# Elementary proof of MacMahon's generating function for plane partitions

Recall Macmahon's elegant and beautiful generating function for plane partitions $$\sum_{n=0}^{\infty} pp(n) q^n = \frac{1}{(1 - q)^1(1 - q^2)^2(1-q^3)^3\cdots}= \prod_{j=1}^{\infty}\frac{1}{(1-q^j)^j}$$ Does an elementary proof of this formula exist?

The reason I ask is that I believe I have discovered such a proof... I have searched the literature and found nothing but I wanted to confirm that my proof is novel.

There are many proofs, most of them are elementary. For example:

• non-intersecting lattice paths and LGV-lemma — see e.g. Bressoud. Proofs and Confirmations (ch. 3)
• RSK-correspondence — see e.g. Stanley. Enumerative combinatorics (vol. 2, 7.20)
• counting lozenge tilings using condensation
• Thanks for the pointers. My proof is actually more elementary than those. I have Bressoud right in front of me as a matter of fact! – calculemur Jul 6 '16 at 7:42
• IMO, it's certainly possible to find a new proof of Macmahon's formula. Yet it's even easier to rediscover some old proof (my list is by no means exhaustive). Perhaps you should consult some expert(s)… – Grigory M Jul 6 '16 at 8:46
• I agree that it is very easy to rediscover old proofs, and I am acutely aware of how people can fool themselves into believing they've discovered something new when they are just being cranks. However, my proof is considerably more elementary than and different to any existing proof that I have read about. I have gone over it again and again and I can't see an error.
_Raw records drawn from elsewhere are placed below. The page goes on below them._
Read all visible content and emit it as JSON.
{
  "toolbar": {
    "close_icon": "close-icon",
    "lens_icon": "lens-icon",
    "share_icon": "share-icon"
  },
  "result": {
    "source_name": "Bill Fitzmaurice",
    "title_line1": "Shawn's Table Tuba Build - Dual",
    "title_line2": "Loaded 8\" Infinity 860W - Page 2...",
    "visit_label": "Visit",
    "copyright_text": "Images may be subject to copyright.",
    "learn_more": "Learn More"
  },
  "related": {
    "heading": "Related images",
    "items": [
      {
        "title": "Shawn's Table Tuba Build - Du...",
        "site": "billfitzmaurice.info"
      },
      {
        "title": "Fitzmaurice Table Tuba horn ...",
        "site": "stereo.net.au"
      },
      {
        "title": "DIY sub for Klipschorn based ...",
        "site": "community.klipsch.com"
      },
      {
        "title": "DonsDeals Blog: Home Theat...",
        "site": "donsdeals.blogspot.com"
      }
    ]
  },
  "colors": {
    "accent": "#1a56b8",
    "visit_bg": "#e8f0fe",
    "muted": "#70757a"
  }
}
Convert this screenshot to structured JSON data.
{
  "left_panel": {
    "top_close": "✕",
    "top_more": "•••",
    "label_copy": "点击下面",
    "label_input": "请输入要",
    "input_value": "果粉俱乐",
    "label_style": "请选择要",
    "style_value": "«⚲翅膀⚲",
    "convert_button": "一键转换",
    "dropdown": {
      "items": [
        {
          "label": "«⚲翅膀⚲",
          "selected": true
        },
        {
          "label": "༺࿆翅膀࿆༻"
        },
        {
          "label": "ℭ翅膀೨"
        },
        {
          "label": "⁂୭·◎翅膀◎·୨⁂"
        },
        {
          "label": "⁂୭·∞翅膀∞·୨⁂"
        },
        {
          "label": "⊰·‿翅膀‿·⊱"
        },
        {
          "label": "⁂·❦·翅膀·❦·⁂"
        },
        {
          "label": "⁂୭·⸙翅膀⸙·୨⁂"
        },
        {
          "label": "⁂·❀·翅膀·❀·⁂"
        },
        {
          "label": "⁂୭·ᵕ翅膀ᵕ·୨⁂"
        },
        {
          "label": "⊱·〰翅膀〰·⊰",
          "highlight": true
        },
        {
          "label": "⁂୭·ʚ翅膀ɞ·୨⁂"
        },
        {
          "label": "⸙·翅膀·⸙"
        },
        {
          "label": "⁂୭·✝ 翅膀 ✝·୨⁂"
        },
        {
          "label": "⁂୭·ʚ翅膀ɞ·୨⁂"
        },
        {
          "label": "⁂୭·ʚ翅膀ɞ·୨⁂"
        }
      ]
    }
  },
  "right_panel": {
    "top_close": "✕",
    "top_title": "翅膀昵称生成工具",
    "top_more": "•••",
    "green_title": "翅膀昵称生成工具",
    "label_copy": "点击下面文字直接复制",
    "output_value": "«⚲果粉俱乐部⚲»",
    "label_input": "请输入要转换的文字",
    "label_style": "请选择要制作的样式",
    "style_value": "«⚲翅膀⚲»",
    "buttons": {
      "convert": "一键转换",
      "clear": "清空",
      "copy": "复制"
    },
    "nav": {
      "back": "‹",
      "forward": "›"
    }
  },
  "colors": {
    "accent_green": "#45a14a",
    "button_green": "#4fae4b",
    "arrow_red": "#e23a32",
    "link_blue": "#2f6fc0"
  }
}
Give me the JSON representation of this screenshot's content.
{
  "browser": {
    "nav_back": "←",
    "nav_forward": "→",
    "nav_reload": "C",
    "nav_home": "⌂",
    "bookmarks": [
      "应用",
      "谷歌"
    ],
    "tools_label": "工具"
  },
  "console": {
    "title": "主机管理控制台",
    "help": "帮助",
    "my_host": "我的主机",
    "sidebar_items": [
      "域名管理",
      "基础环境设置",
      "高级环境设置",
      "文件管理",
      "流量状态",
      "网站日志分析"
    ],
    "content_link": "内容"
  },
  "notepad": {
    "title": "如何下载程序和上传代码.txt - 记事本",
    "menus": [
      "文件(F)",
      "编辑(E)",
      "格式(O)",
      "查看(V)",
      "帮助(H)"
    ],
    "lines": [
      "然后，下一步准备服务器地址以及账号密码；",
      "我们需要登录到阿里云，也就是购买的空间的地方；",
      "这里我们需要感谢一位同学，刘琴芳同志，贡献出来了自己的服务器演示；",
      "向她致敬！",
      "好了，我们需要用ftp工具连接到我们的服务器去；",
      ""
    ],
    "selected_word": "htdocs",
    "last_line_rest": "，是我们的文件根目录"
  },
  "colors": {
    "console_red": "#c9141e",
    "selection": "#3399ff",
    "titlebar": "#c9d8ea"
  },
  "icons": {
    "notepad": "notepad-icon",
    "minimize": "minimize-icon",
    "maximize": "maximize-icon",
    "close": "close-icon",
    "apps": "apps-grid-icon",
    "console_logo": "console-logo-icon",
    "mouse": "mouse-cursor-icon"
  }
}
So I am going to write my proof up properly and send it to some experts to see whether they think it is novel. Thanks for your help. – calculemur Jul 6 '16 at 9:03